Low volatility exchange traded funds (ETFs) have grown popular with investors in recent years due to their low price tags and promise to cushion portfolios against the most dramatic market drops. But one size does not fit all when it comes to so-called 'smart-beta' ETFs, so which method should you opt for and what are the pitfalls?
What are low volatility ETFs and how do they work?
In response to our feature on shock-absorbing funds, several readers came forward in favour of low-volatility ETFs, which track subsets of major indices focused on less volatile components. "Approaching 80 and worrying about a volatile market, I am considering more ETFs, particularly those that provide a blend and minimum volatility," said one.

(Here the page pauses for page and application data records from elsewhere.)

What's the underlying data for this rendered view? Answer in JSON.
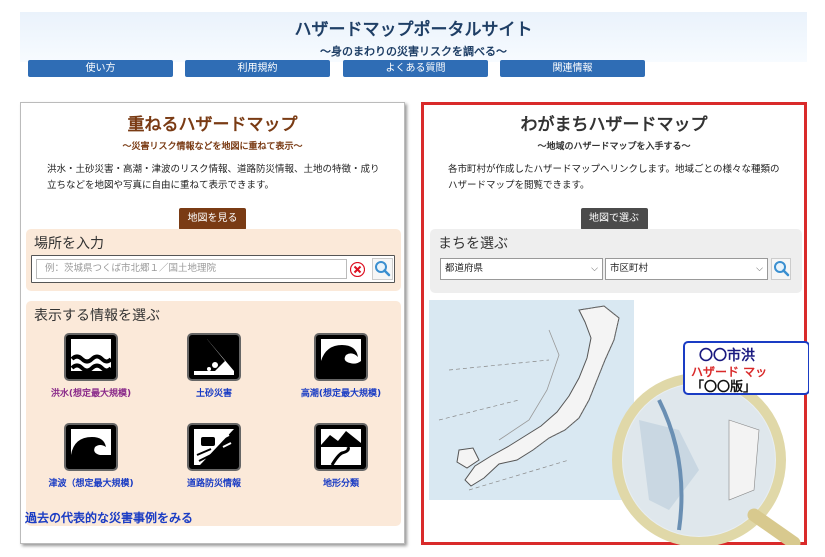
{
  "header": {
    "title": "ハザードマップポータルサイト",
    "subtitle": "〜身のまわりの災害リスクを調べる〜"
  },
  "nav": [
    {
      "label": "使い方"
    },
    {
      "label": "利用規約"
    },
    {
      "label": "よくある質問"
    },
    {
      "label": "関連情報"
    }
  ],
  "left": {
    "title": "重ねるハザードマップ",
    "subtitle": "〜災害リスク情報などを地図に重ねて表示〜",
    "description": "洪水・土砂災害・高潮・津波のリスク情報、道路防災情報、土地の特徴・成り立ちなどを地図や写真に自由に重ねて表示できます。",
    "map_button": "地図を見る",
    "location_label": "場所を入力",
    "search_placeholder": "例：茨城県つくば市北郷１／国土地理院",
    "info_label": "表示する情報を選ぶ",
    "hazards": [
      {
        "label": "洪水(想定最大規模)",
        "icon": "flood-icon"
      },
      {
        "label": "土砂災害",
        "icon": "landslide-icon"
      },
      {
        "label": "高潮(想定最大規模)",
        "icon": "storm-surge-icon"
      },
      {
        "label": "津波（想定最大規模)",
        "icon": "tsunami-icon"
      },
      {
        "label": "道路防災情報",
        "icon": "road-disaster-icon"
      },
      {
        "label": "地形分類",
        "icon": "terrain-icon"
      }
    ],
    "past_link": "過去の代表的な災害事例をみる"
  },
  "right": {
    "title": "わがまちハザードマップ",
    "subtitle": "〜地域のハザードマップを入手する〜",
    "description": "各市町村が作成したハザードマップへリンクします。地域ごとの様々な種類のハザードマップを閲覧できます。",
    "map_button": "地図で選ぶ",
    "town_label": "まちを選ぶ",
    "prefecture_select": "都道府県",
    "city_select": "市区町村",
    "map_sign": {
      "line1": "〇〇市洪",
      "line2": "ハザード マッ",
      "line3": "「〇〇版」"
    }
  },
  "colors": {
    "nav_blue": "#2f6db5",
    "left_accent": "#7a3b14",
    "right_border": "#d92a2a",
    "link_blue": "#1a3cc4",
    "purple_label": "#8a2a8a"
  }
}
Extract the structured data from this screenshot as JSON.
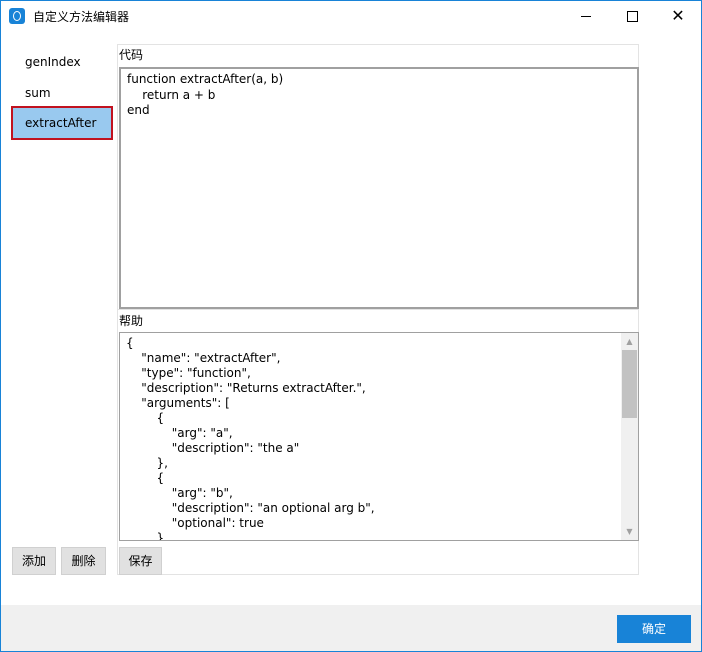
{
  "window": {
    "title": "自定义方法编辑器"
  },
  "methods": [
    {
      "label": "genIndex",
      "selected": false
    },
    {
      "label": "sum",
      "selected": false
    },
    {
      "label": "extractAfter",
      "selected": true
    }
  ],
  "code_panel": {
    "label": "代码",
    "content": "function extractAfter(a, b)\n    return a + b\nend"
  },
  "help_panel": {
    "label": "帮助",
    "content": "{\n    \"name\": \"extractAfter\",\n    \"type\": \"function\",\n    \"description\": \"Returns extractAfter.\",\n    \"arguments\": [\n        {\n            \"arg\": \"a\",\n            \"description\": \"the a\"\n        },\n        {\n            \"arg\": \"b\",\n            \"description\": \"an optional arg b\",\n            \"optional\": true\n        }"
  },
  "buttons": {
    "add": "添加",
    "delete": "删除",
    "save": "保存",
    "ok": "确定"
  },
  "colors": {
    "accent": "#1883d7",
    "selection": "#99c9ef",
    "highlight_border": "#c1121f"
  }
}
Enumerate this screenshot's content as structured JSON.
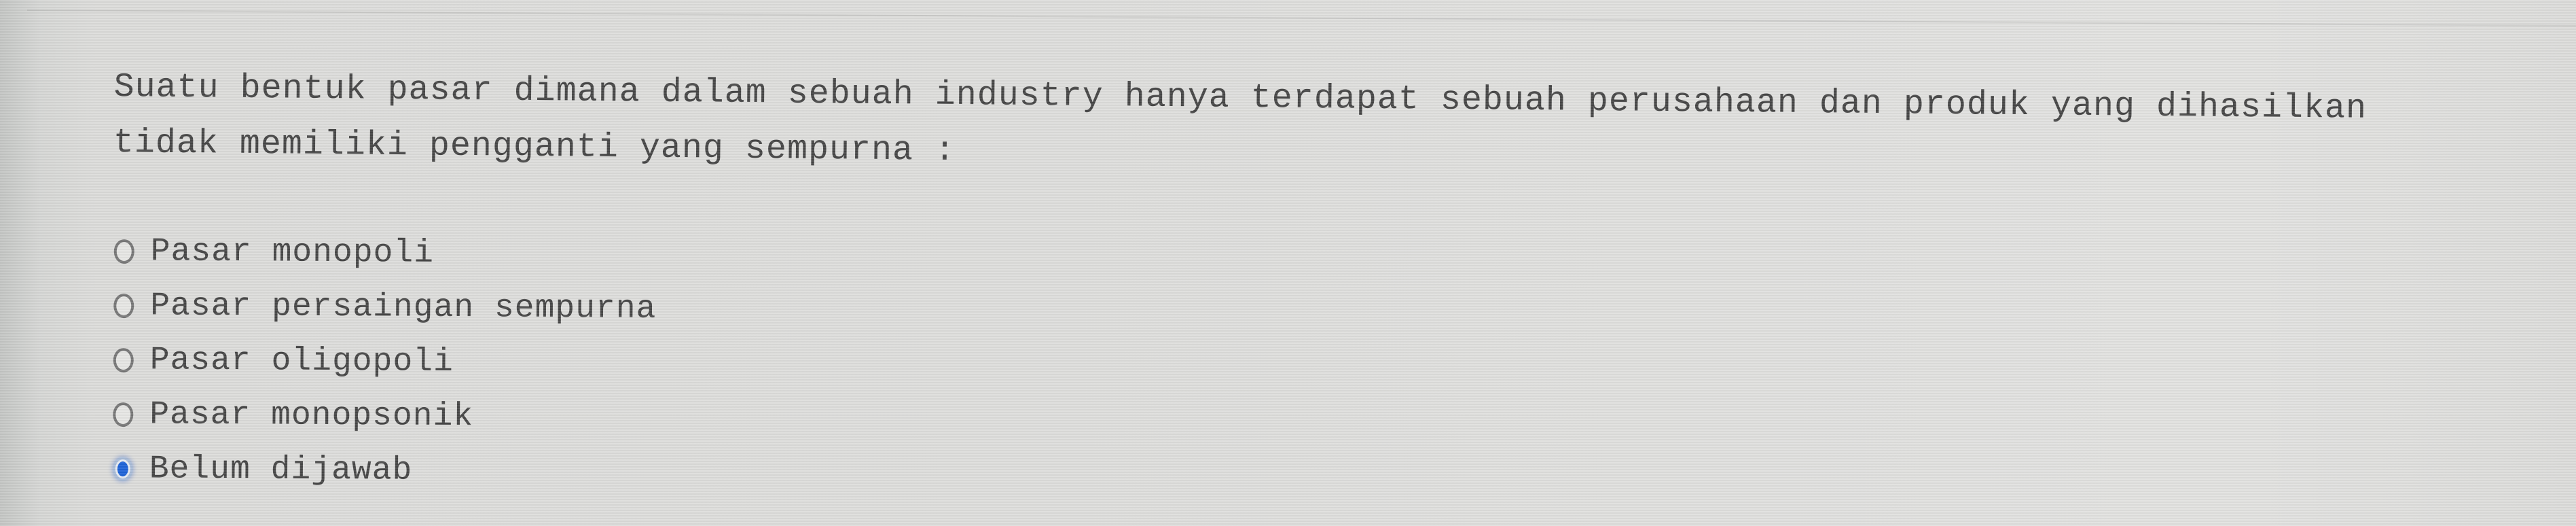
{
  "question": {
    "text": "Suatu bentuk pasar dimana dalam sebuah industry hanya terdapat sebuah perusahaan dan produk yang dihasilkan tidak memiliki pengganti yang sempurna :",
    "line1": "Suatu bentuk pasar dimana dalam sebuah industry hanya terdapat sebuah perusahaan dan produk yang dihasilkan",
    "line2": "tidak memiliki pengganti yang sempurna :"
  },
  "options": [
    {
      "label": "Pasar monopoli",
      "checked": false,
      "icon": "radio-unchecked-icon"
    },
    {
      "label": "Pasar persaingan sempurna",
      "checked": false,
      "icon": "radio-unchecked-icon"
    },
    {
      "label": "Pasar oligopoli",
      "checked": false,
      "icon": "radio-unchecked-icon"
    },
    {
      "label": "Pasar monopsonik",
      "checked": false,
      "icon": "radio-unchecked-icon"
    },
    {
      "label": "Belum dijawab",
      "checked": true,
      "icon": "radio-checked-icon"
    }
  ],
  "colors": {
    "accent": "#1e63d8",
    "text": "#464646",
    "background": "#dededc"
  }
}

While another reader in his 80s is considering iShares MSCI World Minimum Volatility ETF (MINV) in order to "go low risk/volatility".